* WHAT YOU SHOULD DO *
Copy out every line from the records that includes "Deformation".

········

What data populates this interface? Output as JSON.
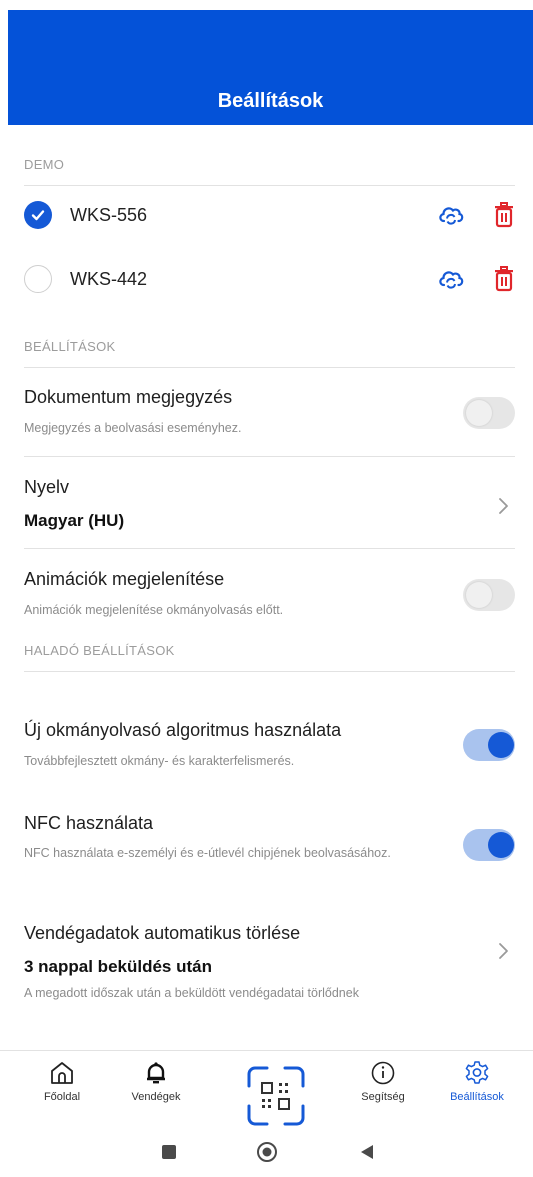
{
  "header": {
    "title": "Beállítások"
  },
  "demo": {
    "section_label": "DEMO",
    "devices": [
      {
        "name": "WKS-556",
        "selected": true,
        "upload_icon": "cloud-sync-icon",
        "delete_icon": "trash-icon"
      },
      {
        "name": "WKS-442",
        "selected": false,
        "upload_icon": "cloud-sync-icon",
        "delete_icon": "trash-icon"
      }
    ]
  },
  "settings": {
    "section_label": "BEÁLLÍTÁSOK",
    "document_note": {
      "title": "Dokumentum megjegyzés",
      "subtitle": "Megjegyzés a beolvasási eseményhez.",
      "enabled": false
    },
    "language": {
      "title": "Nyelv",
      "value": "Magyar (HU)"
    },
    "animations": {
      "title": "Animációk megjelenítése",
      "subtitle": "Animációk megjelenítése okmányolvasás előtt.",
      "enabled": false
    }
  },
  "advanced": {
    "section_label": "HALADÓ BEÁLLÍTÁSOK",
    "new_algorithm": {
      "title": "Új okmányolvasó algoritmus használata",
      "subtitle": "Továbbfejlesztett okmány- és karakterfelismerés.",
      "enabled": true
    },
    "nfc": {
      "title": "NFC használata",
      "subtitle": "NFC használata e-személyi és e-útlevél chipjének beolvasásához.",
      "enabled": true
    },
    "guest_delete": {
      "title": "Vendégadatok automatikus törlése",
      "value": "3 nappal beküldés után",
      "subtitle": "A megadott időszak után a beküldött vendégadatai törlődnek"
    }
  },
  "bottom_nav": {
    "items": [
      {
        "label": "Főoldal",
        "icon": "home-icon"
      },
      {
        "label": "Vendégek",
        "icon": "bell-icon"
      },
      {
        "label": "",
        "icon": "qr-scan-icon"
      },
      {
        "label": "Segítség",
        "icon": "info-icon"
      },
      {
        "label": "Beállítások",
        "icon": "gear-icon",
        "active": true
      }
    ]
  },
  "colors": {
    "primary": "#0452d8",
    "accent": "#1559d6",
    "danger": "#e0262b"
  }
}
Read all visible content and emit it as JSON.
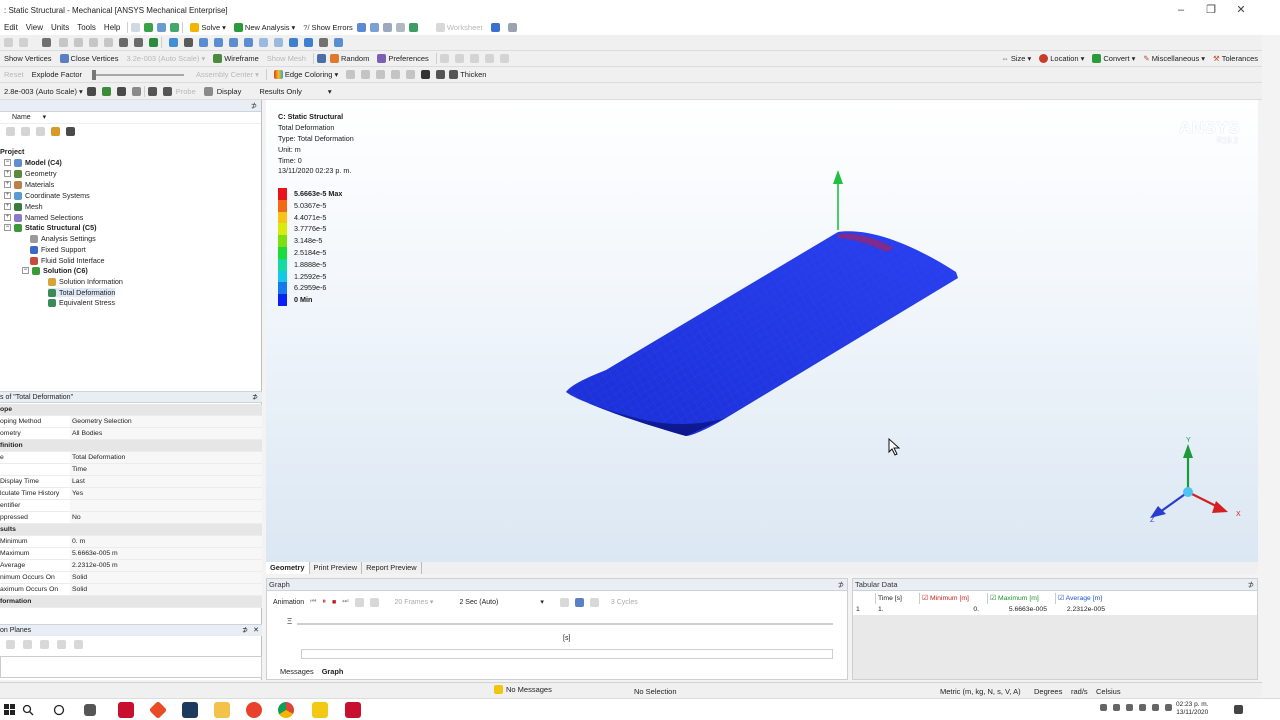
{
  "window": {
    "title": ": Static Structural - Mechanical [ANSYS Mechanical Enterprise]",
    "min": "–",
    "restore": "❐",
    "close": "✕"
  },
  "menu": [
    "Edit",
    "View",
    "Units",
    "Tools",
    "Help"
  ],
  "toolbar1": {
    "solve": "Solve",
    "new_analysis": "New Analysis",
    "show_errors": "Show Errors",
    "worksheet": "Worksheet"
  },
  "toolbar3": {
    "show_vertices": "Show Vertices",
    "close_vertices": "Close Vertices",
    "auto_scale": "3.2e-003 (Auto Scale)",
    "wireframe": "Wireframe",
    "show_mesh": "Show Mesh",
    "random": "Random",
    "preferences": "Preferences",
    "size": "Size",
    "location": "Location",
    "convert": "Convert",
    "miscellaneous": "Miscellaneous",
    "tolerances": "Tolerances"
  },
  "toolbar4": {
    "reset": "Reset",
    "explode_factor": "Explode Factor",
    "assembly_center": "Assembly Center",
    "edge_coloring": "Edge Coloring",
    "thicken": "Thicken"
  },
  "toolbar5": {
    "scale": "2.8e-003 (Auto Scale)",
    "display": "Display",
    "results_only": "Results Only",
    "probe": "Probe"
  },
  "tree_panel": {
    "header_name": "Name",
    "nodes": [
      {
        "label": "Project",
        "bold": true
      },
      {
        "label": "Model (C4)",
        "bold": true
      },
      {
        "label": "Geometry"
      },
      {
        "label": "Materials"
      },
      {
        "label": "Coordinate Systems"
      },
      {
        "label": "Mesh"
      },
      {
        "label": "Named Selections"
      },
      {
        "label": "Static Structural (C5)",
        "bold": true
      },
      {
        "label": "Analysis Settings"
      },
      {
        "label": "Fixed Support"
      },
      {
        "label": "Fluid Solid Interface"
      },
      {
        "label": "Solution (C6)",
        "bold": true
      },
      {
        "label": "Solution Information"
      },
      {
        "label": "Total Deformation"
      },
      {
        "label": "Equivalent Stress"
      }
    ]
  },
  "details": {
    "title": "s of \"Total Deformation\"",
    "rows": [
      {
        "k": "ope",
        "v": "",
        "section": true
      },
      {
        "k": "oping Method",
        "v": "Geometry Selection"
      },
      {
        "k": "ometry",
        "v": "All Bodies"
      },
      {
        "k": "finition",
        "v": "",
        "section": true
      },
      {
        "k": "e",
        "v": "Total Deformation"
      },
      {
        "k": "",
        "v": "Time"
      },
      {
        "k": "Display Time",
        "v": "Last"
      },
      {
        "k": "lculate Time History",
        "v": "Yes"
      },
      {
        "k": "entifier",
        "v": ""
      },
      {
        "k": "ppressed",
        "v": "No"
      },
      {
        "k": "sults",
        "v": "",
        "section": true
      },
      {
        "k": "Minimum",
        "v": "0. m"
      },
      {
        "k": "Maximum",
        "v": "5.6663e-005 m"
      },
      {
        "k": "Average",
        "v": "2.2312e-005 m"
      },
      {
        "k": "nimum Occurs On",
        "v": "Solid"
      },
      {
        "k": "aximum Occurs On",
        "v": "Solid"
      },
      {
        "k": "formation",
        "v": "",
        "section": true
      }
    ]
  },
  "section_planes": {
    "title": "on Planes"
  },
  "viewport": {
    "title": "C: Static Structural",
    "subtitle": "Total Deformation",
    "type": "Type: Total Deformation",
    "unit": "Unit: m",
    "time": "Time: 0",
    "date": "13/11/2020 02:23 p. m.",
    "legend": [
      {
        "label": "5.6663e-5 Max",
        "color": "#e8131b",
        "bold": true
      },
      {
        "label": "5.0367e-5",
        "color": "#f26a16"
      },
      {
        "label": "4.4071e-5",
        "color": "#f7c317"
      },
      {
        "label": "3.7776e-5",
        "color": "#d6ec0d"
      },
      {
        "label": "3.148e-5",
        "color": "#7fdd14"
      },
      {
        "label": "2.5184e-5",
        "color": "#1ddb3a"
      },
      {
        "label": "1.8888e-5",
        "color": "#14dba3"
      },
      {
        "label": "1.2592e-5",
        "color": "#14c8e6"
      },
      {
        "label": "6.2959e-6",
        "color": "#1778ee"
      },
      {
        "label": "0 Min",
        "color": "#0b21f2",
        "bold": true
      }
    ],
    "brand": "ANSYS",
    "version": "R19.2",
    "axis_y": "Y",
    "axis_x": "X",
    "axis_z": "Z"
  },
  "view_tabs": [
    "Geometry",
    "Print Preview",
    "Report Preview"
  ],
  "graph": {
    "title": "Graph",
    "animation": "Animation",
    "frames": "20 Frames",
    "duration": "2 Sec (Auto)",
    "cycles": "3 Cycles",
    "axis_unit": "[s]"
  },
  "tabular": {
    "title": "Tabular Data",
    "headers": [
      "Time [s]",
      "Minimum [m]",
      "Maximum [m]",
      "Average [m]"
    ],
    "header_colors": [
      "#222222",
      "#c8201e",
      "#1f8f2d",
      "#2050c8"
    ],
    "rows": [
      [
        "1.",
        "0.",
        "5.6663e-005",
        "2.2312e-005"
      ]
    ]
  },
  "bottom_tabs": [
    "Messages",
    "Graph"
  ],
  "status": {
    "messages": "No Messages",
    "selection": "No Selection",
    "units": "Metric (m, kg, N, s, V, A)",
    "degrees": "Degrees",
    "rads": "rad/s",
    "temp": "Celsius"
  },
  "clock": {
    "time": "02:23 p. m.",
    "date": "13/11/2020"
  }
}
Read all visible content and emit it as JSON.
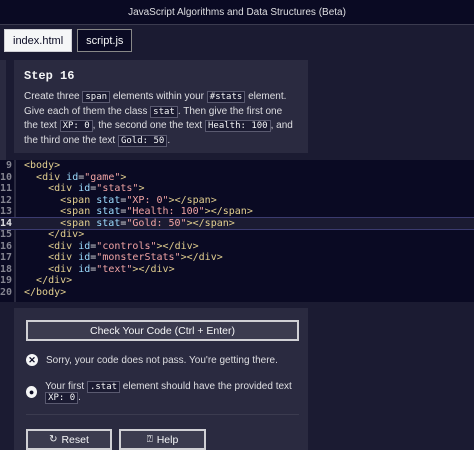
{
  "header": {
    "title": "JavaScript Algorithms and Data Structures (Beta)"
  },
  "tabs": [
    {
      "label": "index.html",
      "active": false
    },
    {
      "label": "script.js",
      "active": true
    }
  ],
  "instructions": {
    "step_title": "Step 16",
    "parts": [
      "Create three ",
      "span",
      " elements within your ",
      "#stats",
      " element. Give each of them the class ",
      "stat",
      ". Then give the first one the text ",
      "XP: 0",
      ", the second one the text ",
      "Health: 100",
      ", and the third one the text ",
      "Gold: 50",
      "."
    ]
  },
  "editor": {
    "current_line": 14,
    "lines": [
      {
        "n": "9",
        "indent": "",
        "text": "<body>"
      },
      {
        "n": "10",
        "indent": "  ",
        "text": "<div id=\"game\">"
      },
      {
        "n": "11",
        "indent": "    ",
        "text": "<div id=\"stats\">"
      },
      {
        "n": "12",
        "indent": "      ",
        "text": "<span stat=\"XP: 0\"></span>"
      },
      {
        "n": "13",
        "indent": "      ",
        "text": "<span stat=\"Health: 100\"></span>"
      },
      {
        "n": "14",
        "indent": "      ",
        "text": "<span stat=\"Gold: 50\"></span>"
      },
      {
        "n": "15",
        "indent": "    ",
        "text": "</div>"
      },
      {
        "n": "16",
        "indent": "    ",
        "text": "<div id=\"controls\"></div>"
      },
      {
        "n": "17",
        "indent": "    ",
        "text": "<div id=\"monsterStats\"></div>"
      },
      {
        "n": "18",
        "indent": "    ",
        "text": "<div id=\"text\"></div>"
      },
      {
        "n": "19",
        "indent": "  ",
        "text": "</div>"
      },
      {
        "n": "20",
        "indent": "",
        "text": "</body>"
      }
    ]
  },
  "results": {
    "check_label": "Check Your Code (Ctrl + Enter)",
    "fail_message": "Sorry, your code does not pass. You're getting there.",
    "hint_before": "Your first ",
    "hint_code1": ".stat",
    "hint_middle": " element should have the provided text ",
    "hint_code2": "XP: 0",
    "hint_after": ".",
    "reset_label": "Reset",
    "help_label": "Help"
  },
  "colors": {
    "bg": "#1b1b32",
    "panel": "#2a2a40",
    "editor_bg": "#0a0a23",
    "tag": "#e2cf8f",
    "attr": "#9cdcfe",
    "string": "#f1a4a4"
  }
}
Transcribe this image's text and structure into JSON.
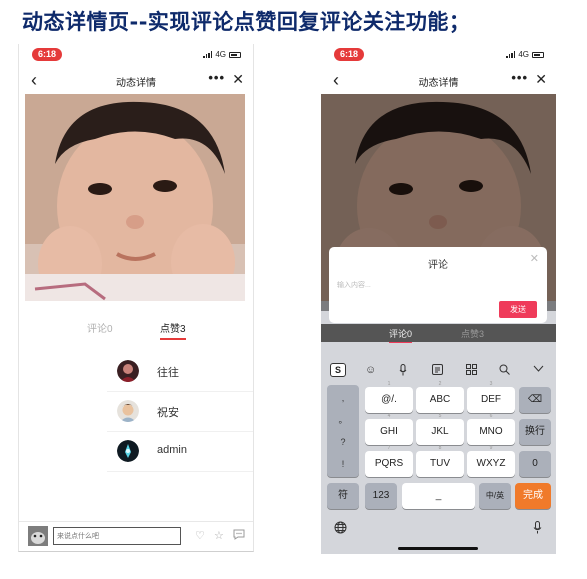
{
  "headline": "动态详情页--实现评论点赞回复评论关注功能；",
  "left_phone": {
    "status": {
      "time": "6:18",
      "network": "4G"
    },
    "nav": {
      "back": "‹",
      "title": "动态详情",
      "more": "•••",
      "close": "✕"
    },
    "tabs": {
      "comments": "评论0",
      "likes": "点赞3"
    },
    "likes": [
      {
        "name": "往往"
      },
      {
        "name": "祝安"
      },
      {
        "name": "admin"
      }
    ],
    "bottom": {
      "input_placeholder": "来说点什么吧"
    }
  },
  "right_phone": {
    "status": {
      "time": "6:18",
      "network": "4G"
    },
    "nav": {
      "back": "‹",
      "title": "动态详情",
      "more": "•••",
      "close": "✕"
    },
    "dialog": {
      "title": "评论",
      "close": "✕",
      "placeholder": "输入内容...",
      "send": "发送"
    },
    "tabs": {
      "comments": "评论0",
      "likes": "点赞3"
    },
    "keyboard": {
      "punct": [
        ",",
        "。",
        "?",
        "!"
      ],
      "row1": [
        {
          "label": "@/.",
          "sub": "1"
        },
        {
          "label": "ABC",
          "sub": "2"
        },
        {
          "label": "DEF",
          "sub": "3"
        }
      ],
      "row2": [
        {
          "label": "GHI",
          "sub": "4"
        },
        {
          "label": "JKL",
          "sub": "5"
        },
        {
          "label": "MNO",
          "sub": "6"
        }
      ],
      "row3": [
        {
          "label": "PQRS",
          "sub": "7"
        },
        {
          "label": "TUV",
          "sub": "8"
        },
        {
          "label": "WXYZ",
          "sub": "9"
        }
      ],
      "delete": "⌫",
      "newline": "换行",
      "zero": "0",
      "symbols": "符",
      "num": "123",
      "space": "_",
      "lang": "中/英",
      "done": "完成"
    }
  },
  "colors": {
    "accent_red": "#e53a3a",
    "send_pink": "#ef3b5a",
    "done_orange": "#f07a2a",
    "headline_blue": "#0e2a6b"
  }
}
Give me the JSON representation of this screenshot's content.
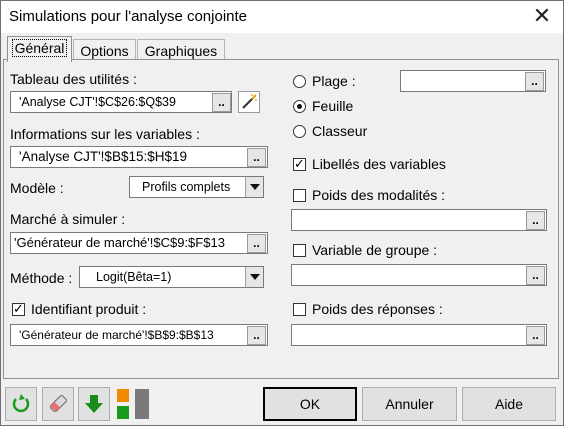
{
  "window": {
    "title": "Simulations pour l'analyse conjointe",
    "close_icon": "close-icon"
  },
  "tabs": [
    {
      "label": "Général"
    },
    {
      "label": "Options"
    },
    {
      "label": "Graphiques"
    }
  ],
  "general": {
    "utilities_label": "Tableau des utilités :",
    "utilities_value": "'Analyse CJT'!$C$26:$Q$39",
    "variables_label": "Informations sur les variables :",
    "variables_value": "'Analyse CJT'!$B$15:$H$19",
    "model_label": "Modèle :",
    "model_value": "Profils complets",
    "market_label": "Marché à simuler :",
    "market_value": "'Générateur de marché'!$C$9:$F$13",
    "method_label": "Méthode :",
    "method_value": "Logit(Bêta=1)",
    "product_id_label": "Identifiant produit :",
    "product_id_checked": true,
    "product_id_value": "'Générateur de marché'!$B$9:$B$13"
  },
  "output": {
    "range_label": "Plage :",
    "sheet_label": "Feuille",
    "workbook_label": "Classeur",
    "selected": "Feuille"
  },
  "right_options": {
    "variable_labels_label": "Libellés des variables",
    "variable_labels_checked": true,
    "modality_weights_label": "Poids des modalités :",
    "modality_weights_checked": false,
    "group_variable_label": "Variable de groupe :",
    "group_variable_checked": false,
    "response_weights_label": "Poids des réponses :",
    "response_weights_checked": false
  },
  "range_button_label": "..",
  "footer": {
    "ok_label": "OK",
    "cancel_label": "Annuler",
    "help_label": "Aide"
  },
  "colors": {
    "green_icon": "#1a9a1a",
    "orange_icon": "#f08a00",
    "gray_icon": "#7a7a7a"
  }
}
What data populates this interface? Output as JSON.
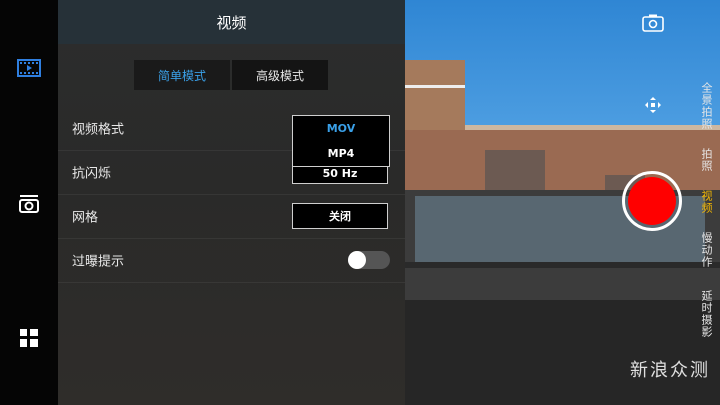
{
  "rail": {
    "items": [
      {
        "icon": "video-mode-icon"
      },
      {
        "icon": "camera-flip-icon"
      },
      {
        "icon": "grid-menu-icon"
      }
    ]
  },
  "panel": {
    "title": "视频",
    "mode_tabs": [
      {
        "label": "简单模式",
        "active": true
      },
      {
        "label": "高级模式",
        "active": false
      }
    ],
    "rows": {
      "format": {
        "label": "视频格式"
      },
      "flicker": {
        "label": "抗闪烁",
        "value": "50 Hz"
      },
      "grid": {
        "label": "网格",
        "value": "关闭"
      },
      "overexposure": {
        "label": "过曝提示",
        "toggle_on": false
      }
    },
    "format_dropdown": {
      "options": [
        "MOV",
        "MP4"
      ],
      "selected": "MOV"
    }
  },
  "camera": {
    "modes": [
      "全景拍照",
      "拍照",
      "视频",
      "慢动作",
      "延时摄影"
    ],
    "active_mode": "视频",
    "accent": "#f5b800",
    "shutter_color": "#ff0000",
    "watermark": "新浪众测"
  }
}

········

* EXPECTED ANSWER *
        "label": "Total Deformation"
    "title": "s of \"Total Deformation\"",
        "v": "Total Deformation"
    "subtitle": "Total Deformation",
    "type": "Type: Total Deformation",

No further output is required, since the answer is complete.